(What you have to do): Copy out each line below that has the word "Portraits" in it.

(Data for the task):
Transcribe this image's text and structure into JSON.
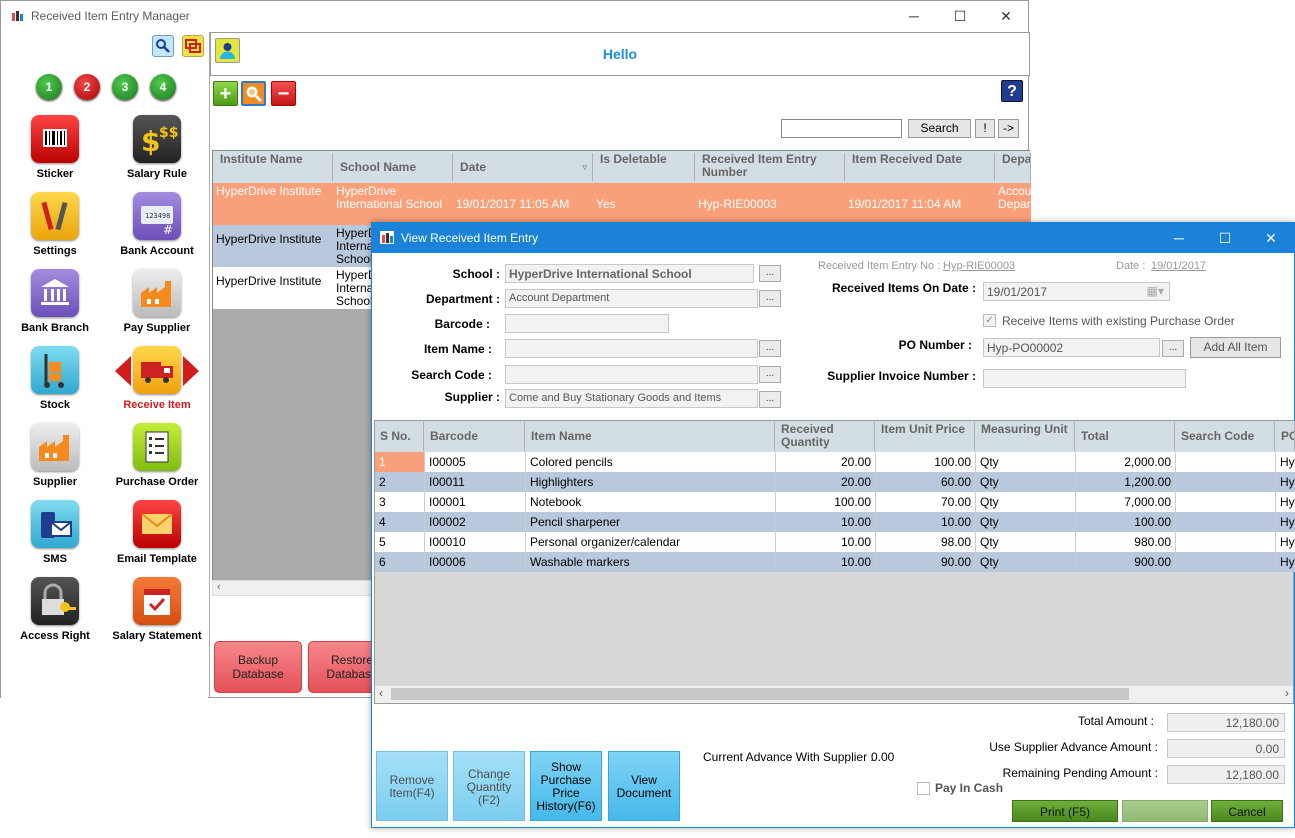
{
  "main_window": {
    "title": "Received Item Entry Manager",
    "controls": [
      "─",
      "☐",
      "✕"
    ]
  },
  "sidebar": {
    "numbers": [
      "1",
      "2",
      "3",
      "4"
    ],
    "tiles": [
      {
        "label": "Sticker",
        "icon": "barcode-icon"
      },
      {
        "label": "Salary Rule",
        "icon": "money-bag-icon"
      },
      {
        "label": "Settings",
        "icon": "tools-icon"
      },
      {
        "label": "Bank Account",
        "icon": "bank-card-icon"
      },
      {
        "label": "Bank Branch",
        "icon": "bank-building-icon"
      },
      {
        "label": "Pay Supplier",
        "icon": "factory-icon"
      },
      {
        "label": "Stock",
        "icon": "hand-truck-icon"
      },
      {
        "label": "Receive Item",
        "icon": "truck-icon"
      },
      {
        "label": "Supplier",
        "icon": "factory-icon"
      },
      {
        "label": "Purchase Order",
        "icon": "checklist-icon"
      },
      {
        "label": "SMS",
        "icon": "phone-mail-icon"
      },
      {
        "label": "Email Template",
        "icon": "envelope-icon"
      },
      {
        "label": "Access Right",
        "icon": "lock-key-icon"
      },
      {
        "label": "Salary Statement",
        "icon": "calendar-check-icon"
      }
    ]
  },
  "header": {
    "greeting": "Hello"
  },
  "toolbar": {
    "add": "+",
    "remove": "−",
    "help": "?"
  },
  "search": {
    "button": "Search",
    "bang": "!",
    "arrow": "->"
  },
  "grid1": {
    "columns": [
      "Institute Name",
      "School Name",
      "Date",
      "Is Deletable",
      "Received Item Entry Number",
      "Item Received Date",
      "Department Name"
    ],
    "rows": [
      [
        "HyperDrive Institute",
        "HyperDrive International School",
        "19/01/2017 11:05 AM",
        "Yes",
        "Hyp-RIE00003",
        "19/01/2017 11:04 AM",
        "Account Department"
      ],
      [
        "HyperDrive Institute",
        "HyperDrive International School",
        "",
        "",
        "",
        "",
        ""
      ],
      [
        "HyperDrive Institute",
        "HyperDrive International School",
        "",
        "",
        "",
        "",
        ""
      ]
    ]
  },
  "bottom_buttons": {
    "backup": "Backup Database",
    "restore": "Restore Database"
  },
  "dialog": {
    "title": "View Received Item Entry",
    "controls": [
      "─",
      "☐",
      "✕"
    ],
    "labels": {
      "school": "School :",
      "department": "Department :",
      "barcode": "Barcode :",
      "item_name": "Item Name :",
      "search_code": "Search Code :",
      "supplier": "Supplier :",
      "entry_no": "Received Item Entry No :",
      "date": "Date :",
      "received_on": "Received Items On Date :",
      "receive_existing": "Receive Items with existing Purchase Order",
      "po_number": "PO Number :",
      "supplier_invoice": "Supplier Invoice Number :"
    },
    "values": {
      "school": "HyperDrive International School",
      "department": "Account Department",
      "supplier": "Come and Buy Stationary Goods and Items",
      "entry_no": "Hyp-RIE00003",
      "date": "19/01/2017",
      "received_on": "19/01/2017",
      "po_number": "Hyp-PO00002"
    },
    "dots": "...",
    "add_all": "Add All Item",
    "items_table": {
      "columns": [
        "S No.",
        "Barcode",
        "Item Name",
        "Received Quantity",
        "Item Unit Price",
        "Measuring Unit",
        "Total",
        "Search Code",
        "PO"
      ],
      "rows": [
        [
          "1",
          "I00005",
          "Colored pencils",
          "20.00",
          "100.00",
          "Qty",
          "2,000.00",
          "",
          "Hy"
        ],
        [
          "2",
          "I00011",
          "Highlighters",
          "20.00",
          "60.00",
          "Qty",
          "1,200.00",
          "",
          "Hy"
        ],
        [
          "3",
          "I00001",
          "Notebook",
          "100.00",
          "70.00",
          "Qty",
          "7,000.00",
          "",
          "Hy"
        ],
        [
          "4",
          "I00002",
          "Pencil sharpener",
          "10.00",
          "10.00",
          "Qty",
          "100.00",
          "",
          "Hy"
        ],
        [
          "5",
          "I00010",
          "Personal organizer/calendar",
          "10.00",
          "98.00",
          "Qty",
          "980.00",
          "",
          "Hy"
        ],
        [
          "6",
          "I00006",
          "Washable markers",
          "10.00",
          "90.00",
          "Qty",
          "900.00",
          "",
          "Hy"
        ]
      ]
    },
    "side_buttons": {
      "remove": "Remove Item(F4)",
      "change": "Change Quantity (F2)",
      "history": "Show Purchase Price History(F6)",
      "view_doc": "View Document"
    },
    "advance": {
      "label": "Current Advance With Supplier :",
      "value": "0.00"
    },
    "pay_in_cash": "Pay In Cash",
    "summary": {
      "total_label": "Total Amount :",
      "total": "12,180.00",
      "advance_label": "Use Supplier Advance Amount :",
      "advance": "0.00",
      "pending_label": "Remaining Pending Amount :",
      "pending": "12,180.00"
    },
    "print": "Print (F5)",
    "cancel": "Cancel"
  }
}
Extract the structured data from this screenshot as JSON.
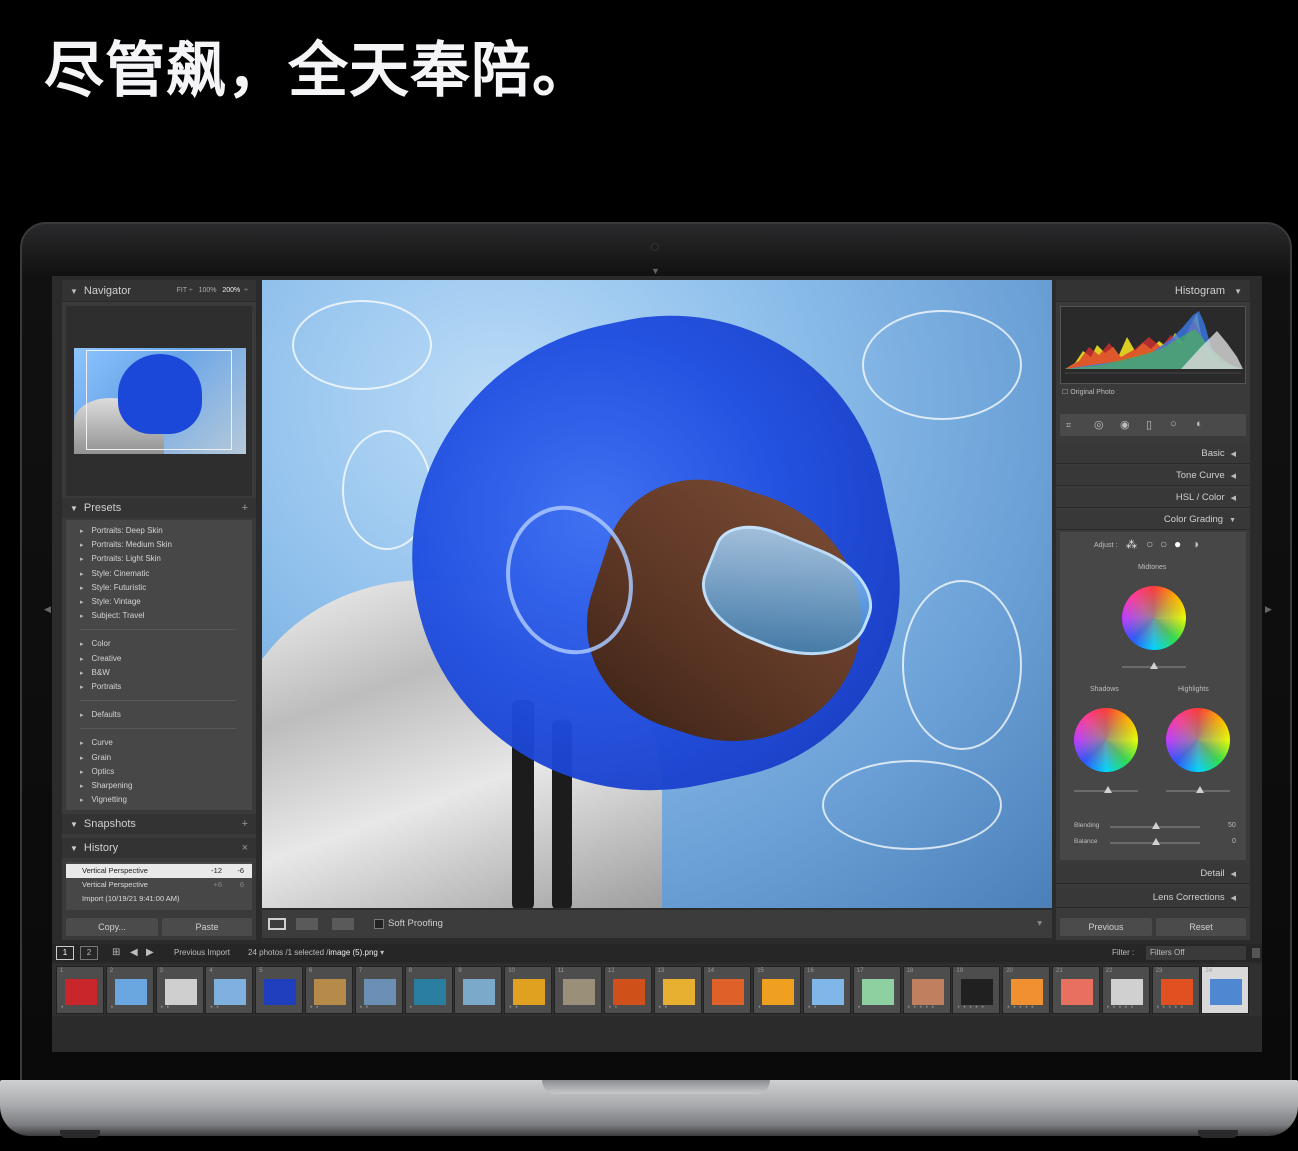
{
  "headline": "尽管飙，全天奉陪。",
  "navigator": {
    "title": "Navigator",
    "zoom_options": [
      "FIT ÷",
      "100%",
      "200%",
      "÷"
    ]
  },
  "presets": {
    "title": "Presets",
    "groups": [
      [
        "Portraits: Deep Skin",
        "Portraits: Medium Skin",
        "Portraits: Light Skin",
        "Style: Cinematic",
        "Style: Futuristic",
        "Style: Vintage",
        "Subject: Travel"
      ],
      [
        "Color",
        "Creative",
        "B&W",
        "Portraits"
      ],
      [
        "Defaults"
      ],
      [
        "Curve",
        "Grain",
        "Optics",
        "Sharpening",
        "Vignetting"
      ]
    ]
  },
  "snapshots": {
    "title": "Snapshots"
  },
  "history": {
    "title": "History",
    "rows": [
      {
        "label": "Vertical Perspective",
        "v1": "-12",
        "v2": "-6"
      },
      {
        "label": "Vertical Perspective",
        "v1": "+6",
        "v2": "6"
      },
      {
        "label": "Import (10/19/21 9:41:00 AM)",
        "v1": "",
        "v2": ""
      }
    ]
  },
  "left_buttons": {
    "copy": "Copy...",
    "paste": "Paste"
  },
  "histogram": {
    "title": "Histogram",
    "original_photo": "Original Photo"
  },
  "right_sections": [
    "Basic",
    "Tone Curve",
    "HSL / Color",
    "Color Grading"
  ],
  "color_grading": {
    "adjust_label": "Adjust :",
    "midtones": "Midtones",
    "shadows": "Shadows",
    "highlights": "Highlights",
    "blending_label": "Blending",
    "blending_value": "50",
    "balance_label": "Balance",
    "balance_value": "0"
  },
  "bottom_sections": [
    "Detail",
    "Lens Corrections"
  ],
  "right_buttons": {
    "previous": "Previous",
    "reset": "Reset"
  },
  "toolbar": {
    "soft_proofing": "Soft Proofing"
  },
  "filmbar": {
    "view1": "1",
    "view2": "2",
    "source": "Previous Import",
    "count": "24 photos /1 selected /",
    "filename": "image (5).png",
    "filter_label": "Filter :",
    "filter_value": "Filters Off"
  },
  "filmstrip": {
    "thumb_colors": [
      "#c8262a",
      "#6aa6e0",
      "#cfcfcf",
      "#7fb0e0",
      "#1f3fbf",
      "#b58a4a",
      "#6c8fb5",
      "#2a7fa0",
      "#7aa9c9",
      "#e0a020",
      "#9a8f78",
      "#d0501a",
      "#e8b030",
      "#e0602a",
      "#f0a020",
      "#7fb8e8",
      "#8fd0a0",
      "#c08060",
      "#202020",
      "#f09030",
      "#e87060",
      "#d0d0d0",
      "#e05020",
      "#4f88d0"
    ],
    "star_rows": [
      "*",
      "*",
      "* *",
      "* *",
      "",
      "* *",
      "* *",
      "*",
      "",
      "* *",
      "",
      "* *",
      "* *",
      "",
      "*",
      "* *",
      "*",
      "* * * * *",
      "* * * * *",
      "* * * * *",
      "",
      "* * * * *",
      "* * * * *",
      ""
    ]
  }
}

(Task response):
        "Portraits: Deep Skin",
        "Portraits: Medium Skin",
        "Portraits: Light Skin",
        "Portraits"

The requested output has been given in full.